Council members said they had no idea the city decided to drop the charges against the officer, Manuel Avila, until they read about the agreement in a story by Paterson Press. Council members said they should have had more input in the way the situation was handled.
The case has cost taxpayers about $2 million, including about $900,000 worth of salary paid to Avila during his suspension, $710,000 for the settlement of a civil lawsuit filed by a woman who said she was victimized by the officer, almost $300,000 in legal fees and an $85,000 severance payment for Avila’s accrued leave time.
During his paid suspension, Avila continued to get contractual pay increases and accumulated additional pension time that could result in a significant increase in his retirement checks.

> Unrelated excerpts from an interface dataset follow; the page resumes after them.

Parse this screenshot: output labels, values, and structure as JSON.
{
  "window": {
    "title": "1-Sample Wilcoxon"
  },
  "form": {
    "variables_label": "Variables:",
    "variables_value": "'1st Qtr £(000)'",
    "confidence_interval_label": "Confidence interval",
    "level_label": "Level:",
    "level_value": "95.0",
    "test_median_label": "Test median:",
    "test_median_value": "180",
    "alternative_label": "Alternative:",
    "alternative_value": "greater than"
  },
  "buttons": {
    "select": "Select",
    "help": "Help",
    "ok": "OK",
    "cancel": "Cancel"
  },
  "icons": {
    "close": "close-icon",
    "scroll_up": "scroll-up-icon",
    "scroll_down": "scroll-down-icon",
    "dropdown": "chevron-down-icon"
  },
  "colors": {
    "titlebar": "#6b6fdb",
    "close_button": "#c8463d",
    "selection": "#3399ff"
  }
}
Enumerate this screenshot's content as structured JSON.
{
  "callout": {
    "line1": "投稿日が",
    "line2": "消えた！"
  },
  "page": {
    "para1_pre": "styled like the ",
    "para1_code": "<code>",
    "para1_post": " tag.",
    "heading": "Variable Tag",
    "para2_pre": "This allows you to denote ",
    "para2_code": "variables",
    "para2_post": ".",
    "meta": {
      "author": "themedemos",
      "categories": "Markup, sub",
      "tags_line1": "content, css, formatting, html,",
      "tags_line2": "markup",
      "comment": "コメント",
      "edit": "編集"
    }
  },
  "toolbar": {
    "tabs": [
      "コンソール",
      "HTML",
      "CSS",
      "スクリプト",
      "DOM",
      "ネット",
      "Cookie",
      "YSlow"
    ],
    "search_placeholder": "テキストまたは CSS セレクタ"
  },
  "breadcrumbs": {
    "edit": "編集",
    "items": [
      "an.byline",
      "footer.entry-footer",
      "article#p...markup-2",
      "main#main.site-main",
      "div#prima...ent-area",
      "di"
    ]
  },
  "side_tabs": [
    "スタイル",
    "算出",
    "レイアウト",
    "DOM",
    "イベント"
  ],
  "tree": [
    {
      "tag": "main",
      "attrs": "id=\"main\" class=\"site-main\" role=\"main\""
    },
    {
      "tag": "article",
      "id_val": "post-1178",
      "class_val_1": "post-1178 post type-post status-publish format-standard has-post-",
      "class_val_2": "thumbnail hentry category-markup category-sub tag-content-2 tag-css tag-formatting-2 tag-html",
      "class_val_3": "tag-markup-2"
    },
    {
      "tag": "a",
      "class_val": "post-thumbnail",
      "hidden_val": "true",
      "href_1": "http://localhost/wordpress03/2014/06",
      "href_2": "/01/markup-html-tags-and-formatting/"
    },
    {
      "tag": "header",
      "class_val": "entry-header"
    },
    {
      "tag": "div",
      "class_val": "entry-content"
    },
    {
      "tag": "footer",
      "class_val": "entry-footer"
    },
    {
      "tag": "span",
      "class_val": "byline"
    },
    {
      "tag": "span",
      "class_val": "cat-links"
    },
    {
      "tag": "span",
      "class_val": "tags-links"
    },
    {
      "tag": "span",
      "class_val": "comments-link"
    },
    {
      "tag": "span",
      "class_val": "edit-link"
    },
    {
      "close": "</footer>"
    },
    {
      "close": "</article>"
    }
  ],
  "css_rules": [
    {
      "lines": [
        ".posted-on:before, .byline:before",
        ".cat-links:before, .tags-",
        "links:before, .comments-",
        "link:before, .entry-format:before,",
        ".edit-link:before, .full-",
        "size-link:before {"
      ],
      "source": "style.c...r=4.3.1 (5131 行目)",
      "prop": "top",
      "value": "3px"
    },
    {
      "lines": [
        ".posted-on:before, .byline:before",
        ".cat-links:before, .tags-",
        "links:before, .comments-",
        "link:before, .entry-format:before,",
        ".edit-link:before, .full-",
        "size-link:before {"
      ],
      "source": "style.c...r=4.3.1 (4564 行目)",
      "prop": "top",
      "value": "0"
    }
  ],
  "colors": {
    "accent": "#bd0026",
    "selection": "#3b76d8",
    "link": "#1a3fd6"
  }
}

“Where else does this happen except in fiction and in Paterson?” said Councilman Kenneth Morris.
“This is a clear abuse of the system and in the final analysis the taxpayers end up paying the price,” said Council President William McKoy. “The system allows the police to monitor themselves. It’s a flawed system and it needs to be corrected.”
Morris and McKoy are the only two council members who remain on the governing body since 2007, when the initial charges were filed accusing Avila of forcing a woman in police custody to perform oral sex on him. Over that time, the city has undergone changes in the mayor’s office, in the police chief’s job, and in the police director’s position. There have been three different municipal law directors during that span.
Avila was acquitted of the criminal charges against him in 2010, but he remained on paid suspension while the woman’s civil lawsuit was resolved in 2011 and for five additional years while the handling of the departmental charges dragged on. The city’s difficulties in finding the woman who made the accusations against Avila and medical issues involving Avila’s lawyer were primary among the factors in the delay.
During the past year, the city began taking testimony in its hearing of the disciplinary case, but officials decided to drop the charges and allow Avila to retire rather than bring the case to a conclusion.
“When we ask for information, we are told we can’t have it because of the Attorney General’s guidelines,” said Morris of disciplinary matters involving police officers.
Paterson Police Director Jerry Speziale said there’s a “fine line” limiting what information that the state’s Internal Affairs policies allow to be made public about police discipline matters.
Speziale said that his department does reveal when an officer is on paid leave while charges are pending. “But when you get into the merits of a case, that’s when it becomes a problem to talk about it,” said the director. I err on the side of caution. You have to, or else there’s going to be a million lawsuits.”
Speziale said he issued a memo in early 2015, about six months after he became director, that was intended to expedite the handling of disciplinary cases. That memo said a hearing would be held within 30 days of the filing of charges and that officers could seek only one adjournment of that hearing for no more than an additional 30 days, the director said.
Mayor Jose “Joey” Torres said the state guidelines as well as union contracts limit what information can be disclosed about police disciplinary matters, even regarding providing information to council members.
Paterson Law Director Domenick Stampone said state law designed to protect individuals’ privacy places strict limits on the council’s role involving employee disciplinary cases.
McKoy said he would seek a meeting with representatives of the Attorney General’s office to discuss what information can be provided to the council on pending cases like the Avila matter. A spokesman for the Attorney General declined to say whether such a meeting would be held.
McKoy also said officials at the state pension board should review the Avila case and review his pension status.
State pension board often reduce retired employees’ retirement benefits if they are convicted of crimes involving their public employment. The state board deems the years during which the crimes happened as “dishonorable service” and deducts that time from the calculations of the retirees’ pensions.
State pension spokesman did not respond to an inquiry on whether Avila’s case would come up for a “dishonorable service” hearing.
In 2007, city police officials had considered trying to force Avila to retire on a disability pension after a psychiatrist deemed him unfit to carry a weapons, according to court records. Avila had undergone the mental evaluation after he took a substantial quantity of sleeping pills.
But city police officers decided to allow Avila to remain on the force for another six months so he could reach 20 years of service, a crucial pension milestone, the court records show. He was assigned to the holding cell area, where he would not carry a gun.
Days after that decision, the alleged sexual incident was reported to have happened.
From The Paterson Press